#### [Task prompt]
Print all the data below exactly, without images.
------------------------
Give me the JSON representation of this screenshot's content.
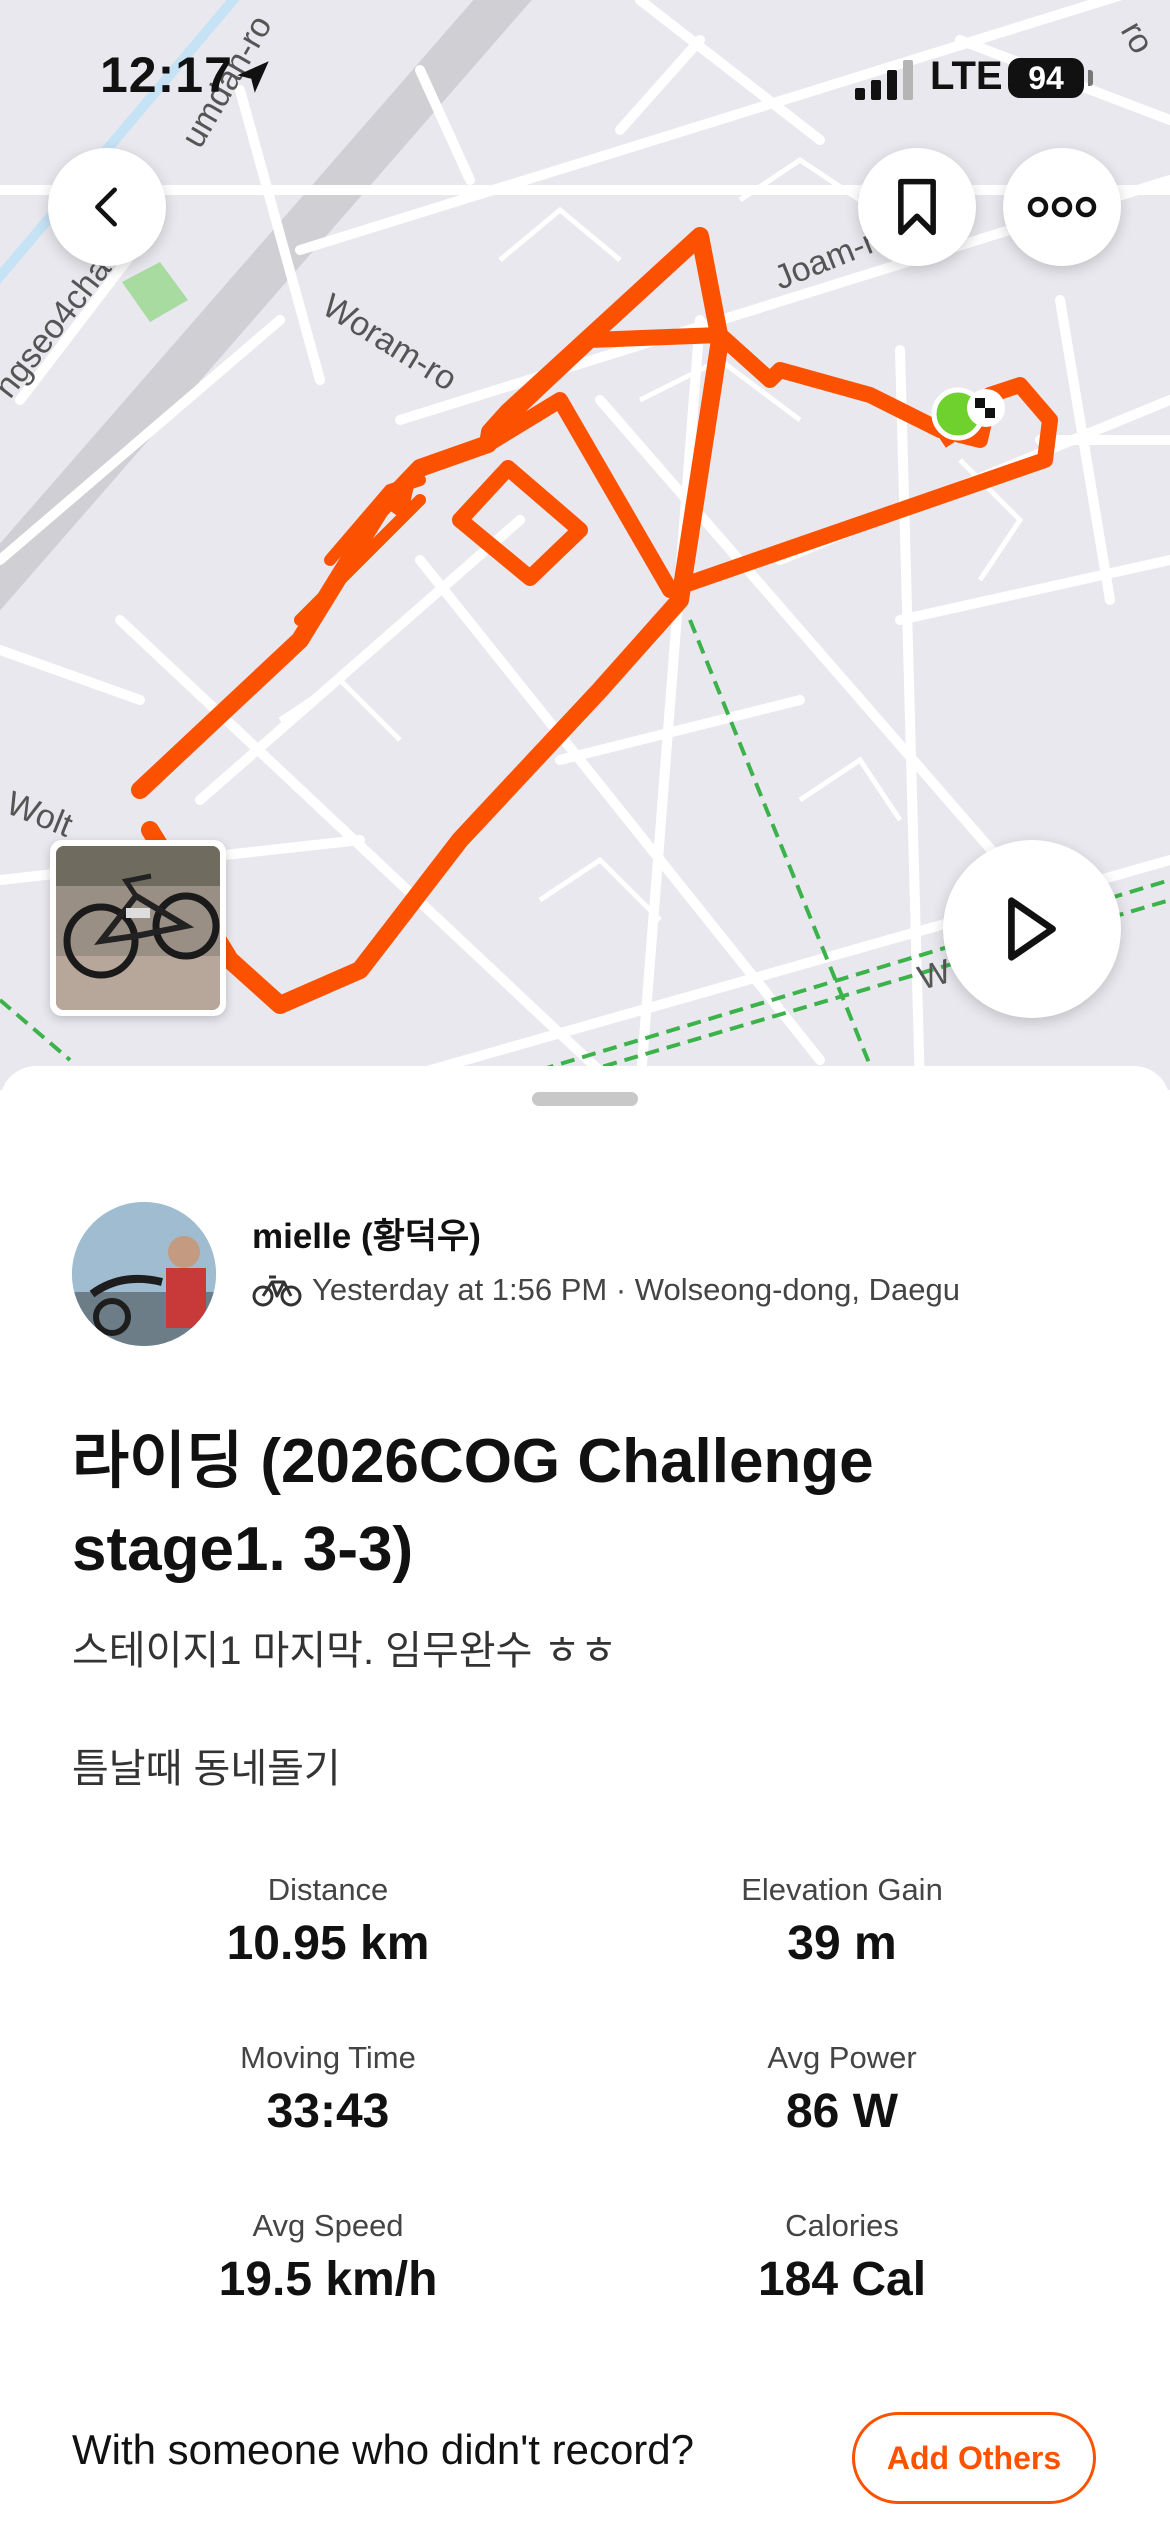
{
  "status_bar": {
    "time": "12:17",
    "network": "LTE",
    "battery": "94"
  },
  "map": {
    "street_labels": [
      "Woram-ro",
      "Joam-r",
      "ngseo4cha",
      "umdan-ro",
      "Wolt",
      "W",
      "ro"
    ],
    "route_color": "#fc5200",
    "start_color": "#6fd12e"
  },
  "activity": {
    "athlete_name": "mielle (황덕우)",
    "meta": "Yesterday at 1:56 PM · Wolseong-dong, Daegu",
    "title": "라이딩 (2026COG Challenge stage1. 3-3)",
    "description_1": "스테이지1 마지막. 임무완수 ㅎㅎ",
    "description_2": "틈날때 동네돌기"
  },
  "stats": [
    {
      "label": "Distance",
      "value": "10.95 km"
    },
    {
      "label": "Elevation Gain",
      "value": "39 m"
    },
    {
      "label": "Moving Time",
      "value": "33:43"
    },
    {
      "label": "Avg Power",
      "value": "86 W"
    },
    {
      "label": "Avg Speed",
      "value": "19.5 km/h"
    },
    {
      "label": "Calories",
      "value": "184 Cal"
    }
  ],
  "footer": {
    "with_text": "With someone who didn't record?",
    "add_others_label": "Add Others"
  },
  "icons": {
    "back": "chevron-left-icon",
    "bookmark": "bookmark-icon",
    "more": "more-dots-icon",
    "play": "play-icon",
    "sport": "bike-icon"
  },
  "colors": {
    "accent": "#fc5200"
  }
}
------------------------
#### [Solved problem]
Give me the JSON representation of this screenshot's content.
{
  "status_bar": {
    "time": "12:17",
    "network": "LTE",
    "battery": "94"
  },
  "map": {
    "street_labels": [
      "Woram-ro",
      "Joam-r",
      "ngseo4cha",
      "umdan-ro",
      "Wolt",
      "W",
      "ro"
    ],
    "route_color": "#fc5200",
    "start_color": "#6fd12e"
  },
  "activity": {
    "athlete_name": "mielle (황덕우)",
    "meta": "Yesterday at 1:56 PM · Wolseong-dong, Daegu",
    "title": "라이딩 (2026COG Challenge stage1. 3-3)",
    "description_1": "스테이지1 마지막. 임무완수 ㅎㅎ",
    "description_2": "틈날때 동네돌기"
  },
  "stats": [
    {
      "label": "Distance",
      "value": "10.95 km"
    },
    {
      "label": "Elevation Gain",
      "value": "39 m"
    },
    {
      "label": "Moving Time",
      "value": "33:43"
    },
    {
      "label": "Avg Power",
      "value": "86 W"
    },
    {
      "label": "Avg Speed",
      "value": "19.5 km/h"
    },
    {
      "label": "Calories",
      "value": "184 Cal"
    }
  ],
  "footer": {
    "with_text": "With someone who didn't record?",
    "add_others_label": "Add Others"
  },
  "icons": {
    "back": "chevron-left-icon",
    "bookmark": "bookmark-icon",
    "more": "more-dots-icon",
    "play": "play-icon",
    "sport": "bike-icon"
  },
  "colors": {
    "accent": "#fc5200"
  }
}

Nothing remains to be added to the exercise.